[4] The North Carolina statutes restoring citizenship rights, G.S. 13-1 through G.S. 13-4, do not specifically mention any firearms restriction. But, G.S. 14-415.1 makes it clear that a person who has been convicted of a felony is subject to a permanent firearms ban unless the person obtains relief from the ban. Consequently, completion of a felony sentence alone does not lift the federal firearms ban. See United States v. Newbold, 215 F. App’x 289, 295–96 (4th Cir. 2007) (unpublished) (reviewing the “whole of state law” and finding that the defendant’s completion of a North Carolina felony sentence did not restore the defendant’s firearm rights under state law and therefore the defendant remained subject to the federal firearms bar); AOC-CR-919 (May 2013) (certificate of restoration of citizenship rights for person with out-of-state conviction states that the certificate does not restore the person’s firearm rights; previous version of form did not include this statement).

Some circuits have held that “[i]f a state sends a document to a convicted felon that seems to restore all civil rights, the conviction does not count for federal purposes unless the document warns the person about a lingering firearms disability.” See Buchmeier v. United States, 581 F.3d 561, 566 (7th Cir. 2009) (treating rules as an “anti-mousetrapping provision”). The Fourth Circuit does not share this view. United States v. McLean, 904 F.2d 216 (4th Cir. 1990). The Fourth Circuit has held, however, that older North Carolina felony convictions do not necessarily trigger the federal firearms ban. See United States v. Burleson, 815 F.3d 170 (4th Cir. 2016) (holding that defendant’s firearm rights were automatically restored under then-applicable North Carolina law and that amendment of North Carolina law in 1995 to impose permanent firearms ban did not change defendant’s status under federal law; court expressed no opinion on whether defendant could be prosecuted under state law for possession of firearm by felon); cf. State v. Johnson, 169 N.C. App. 301 (2005) (upholding state law conviction under similar circumstances).

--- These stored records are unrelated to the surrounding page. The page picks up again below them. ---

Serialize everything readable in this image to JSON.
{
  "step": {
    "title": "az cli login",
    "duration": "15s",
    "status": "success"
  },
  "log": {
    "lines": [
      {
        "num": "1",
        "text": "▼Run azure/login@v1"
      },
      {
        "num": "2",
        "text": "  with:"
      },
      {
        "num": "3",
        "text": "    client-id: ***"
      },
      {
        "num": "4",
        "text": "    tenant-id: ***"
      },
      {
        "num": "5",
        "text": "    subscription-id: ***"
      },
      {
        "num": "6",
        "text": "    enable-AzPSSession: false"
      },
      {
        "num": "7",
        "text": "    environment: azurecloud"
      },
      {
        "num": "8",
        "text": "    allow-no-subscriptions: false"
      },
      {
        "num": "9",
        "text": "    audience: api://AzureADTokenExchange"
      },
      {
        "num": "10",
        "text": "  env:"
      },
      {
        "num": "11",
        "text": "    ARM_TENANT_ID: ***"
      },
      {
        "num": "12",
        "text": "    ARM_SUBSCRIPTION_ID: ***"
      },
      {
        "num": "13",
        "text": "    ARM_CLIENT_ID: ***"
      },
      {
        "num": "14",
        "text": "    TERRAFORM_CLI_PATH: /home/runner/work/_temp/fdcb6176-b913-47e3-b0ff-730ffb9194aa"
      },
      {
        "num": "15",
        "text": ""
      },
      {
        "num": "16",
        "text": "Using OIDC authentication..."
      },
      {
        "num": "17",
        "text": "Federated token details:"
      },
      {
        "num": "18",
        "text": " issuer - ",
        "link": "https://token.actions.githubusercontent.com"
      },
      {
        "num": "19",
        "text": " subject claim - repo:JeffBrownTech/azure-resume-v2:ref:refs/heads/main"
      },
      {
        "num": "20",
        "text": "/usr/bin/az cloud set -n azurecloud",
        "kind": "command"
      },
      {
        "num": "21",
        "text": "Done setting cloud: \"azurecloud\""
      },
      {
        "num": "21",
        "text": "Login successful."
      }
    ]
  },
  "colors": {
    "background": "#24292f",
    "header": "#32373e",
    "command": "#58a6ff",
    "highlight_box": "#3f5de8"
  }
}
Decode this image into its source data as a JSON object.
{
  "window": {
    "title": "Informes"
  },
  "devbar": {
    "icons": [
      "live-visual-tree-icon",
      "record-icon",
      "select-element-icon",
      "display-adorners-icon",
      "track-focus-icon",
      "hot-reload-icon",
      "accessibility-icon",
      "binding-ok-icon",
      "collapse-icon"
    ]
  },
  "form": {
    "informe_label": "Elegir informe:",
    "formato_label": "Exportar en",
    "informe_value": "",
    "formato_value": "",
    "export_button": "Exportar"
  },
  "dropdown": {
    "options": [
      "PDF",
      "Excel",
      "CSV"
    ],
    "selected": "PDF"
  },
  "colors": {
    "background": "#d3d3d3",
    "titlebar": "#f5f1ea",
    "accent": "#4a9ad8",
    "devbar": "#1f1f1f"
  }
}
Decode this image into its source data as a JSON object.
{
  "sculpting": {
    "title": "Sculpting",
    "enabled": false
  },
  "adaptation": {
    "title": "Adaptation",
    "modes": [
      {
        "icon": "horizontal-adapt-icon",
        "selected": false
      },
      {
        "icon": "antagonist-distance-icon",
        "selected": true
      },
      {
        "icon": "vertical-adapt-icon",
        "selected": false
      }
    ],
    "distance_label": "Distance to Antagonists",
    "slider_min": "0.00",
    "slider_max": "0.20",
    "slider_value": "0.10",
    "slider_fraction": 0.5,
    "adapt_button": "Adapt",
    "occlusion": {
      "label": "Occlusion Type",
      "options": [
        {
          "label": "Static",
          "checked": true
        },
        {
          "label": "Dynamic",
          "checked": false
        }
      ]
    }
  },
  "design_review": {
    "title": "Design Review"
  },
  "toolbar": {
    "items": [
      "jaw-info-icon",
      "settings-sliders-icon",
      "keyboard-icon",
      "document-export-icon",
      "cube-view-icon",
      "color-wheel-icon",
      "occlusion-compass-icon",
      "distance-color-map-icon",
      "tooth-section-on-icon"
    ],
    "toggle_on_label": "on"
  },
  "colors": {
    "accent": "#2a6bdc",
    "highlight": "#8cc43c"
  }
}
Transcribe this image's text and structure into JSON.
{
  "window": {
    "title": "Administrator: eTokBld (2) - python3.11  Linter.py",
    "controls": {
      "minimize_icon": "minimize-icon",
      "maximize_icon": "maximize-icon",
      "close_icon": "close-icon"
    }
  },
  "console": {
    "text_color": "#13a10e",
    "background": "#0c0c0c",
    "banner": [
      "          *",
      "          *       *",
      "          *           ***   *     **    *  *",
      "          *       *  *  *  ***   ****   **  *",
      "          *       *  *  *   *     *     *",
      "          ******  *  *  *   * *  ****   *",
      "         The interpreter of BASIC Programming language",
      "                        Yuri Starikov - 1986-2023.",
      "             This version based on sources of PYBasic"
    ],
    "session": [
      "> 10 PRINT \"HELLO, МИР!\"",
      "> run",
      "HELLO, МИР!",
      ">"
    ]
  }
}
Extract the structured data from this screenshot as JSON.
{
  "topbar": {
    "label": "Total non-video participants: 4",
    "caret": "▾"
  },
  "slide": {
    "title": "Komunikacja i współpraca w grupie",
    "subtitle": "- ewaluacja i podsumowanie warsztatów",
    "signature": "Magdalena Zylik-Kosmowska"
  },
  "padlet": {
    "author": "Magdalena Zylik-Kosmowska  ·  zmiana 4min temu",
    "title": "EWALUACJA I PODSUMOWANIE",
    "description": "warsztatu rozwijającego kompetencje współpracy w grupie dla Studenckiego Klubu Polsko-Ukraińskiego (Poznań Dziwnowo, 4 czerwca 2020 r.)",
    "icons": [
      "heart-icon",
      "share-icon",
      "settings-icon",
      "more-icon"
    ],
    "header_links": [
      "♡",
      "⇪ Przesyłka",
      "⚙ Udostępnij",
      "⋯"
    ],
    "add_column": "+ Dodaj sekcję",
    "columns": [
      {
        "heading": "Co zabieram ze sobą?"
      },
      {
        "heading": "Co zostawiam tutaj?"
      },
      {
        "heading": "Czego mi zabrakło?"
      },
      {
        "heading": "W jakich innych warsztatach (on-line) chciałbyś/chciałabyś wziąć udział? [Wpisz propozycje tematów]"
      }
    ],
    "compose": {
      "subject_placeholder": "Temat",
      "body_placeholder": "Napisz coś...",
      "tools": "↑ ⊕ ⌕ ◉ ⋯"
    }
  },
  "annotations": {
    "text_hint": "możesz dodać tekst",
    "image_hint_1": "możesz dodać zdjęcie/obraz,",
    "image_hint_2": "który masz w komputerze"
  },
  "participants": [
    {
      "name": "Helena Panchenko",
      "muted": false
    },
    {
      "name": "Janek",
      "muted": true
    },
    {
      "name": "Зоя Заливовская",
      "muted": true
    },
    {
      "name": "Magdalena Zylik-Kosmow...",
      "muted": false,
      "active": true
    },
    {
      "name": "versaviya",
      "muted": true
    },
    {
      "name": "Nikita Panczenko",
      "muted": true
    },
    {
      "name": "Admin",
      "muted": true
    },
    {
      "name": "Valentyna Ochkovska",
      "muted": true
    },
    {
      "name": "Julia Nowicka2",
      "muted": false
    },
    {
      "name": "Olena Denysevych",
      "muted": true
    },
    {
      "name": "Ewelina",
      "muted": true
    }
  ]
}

[5] See Voisine v. United States, ___ U.S. ___, 136 S. Ct. 2272 (2016); United States v. Vinson, 805 F.3d 120 (4th Cir. 2015); see also Underwood v. Hudson, ___ N.C. App. ___, 781 S.E.2d 295 (2015) (communicating threat and stalking convictions did not constitute misdemeanor crimes of domestic violence). For a further discussion, see Jeff Welty, Vinson, Voisine, and Misdemeanor Crimes of Domestic Violence, N.C. Crim. L., UNC Sch. of Gov't Blog (July 18, 2016).

[6] Another federal firearms ban applies to a person “who has been adjudicated as a mental defective or who has been committed to a mental institution.” 18 U.S.C. 922(g)(4). North Carolina has a firearms restoration procedure for people who have been involuntarily committed. See G.S. 122C-54.1 (recodified as G.S. 14-409.42, effective Aug. 5, 2015, by S.L. 2015-195 (H 562)). For a discussion of this federal firearms ban, see Benjamin M. Turnage, John Rubin, & Dorothy T. Whiteside, North Carolina Civil Commitment Manual § 12.3, Firearm Ownership and Possession (UNC School of Government, 2d ed. 2011). See also S.L. 2015-195 (H 562) (revising state statutes on reporting of mental health disqualifiers to National Instant Criminal Background Check System (NICS)).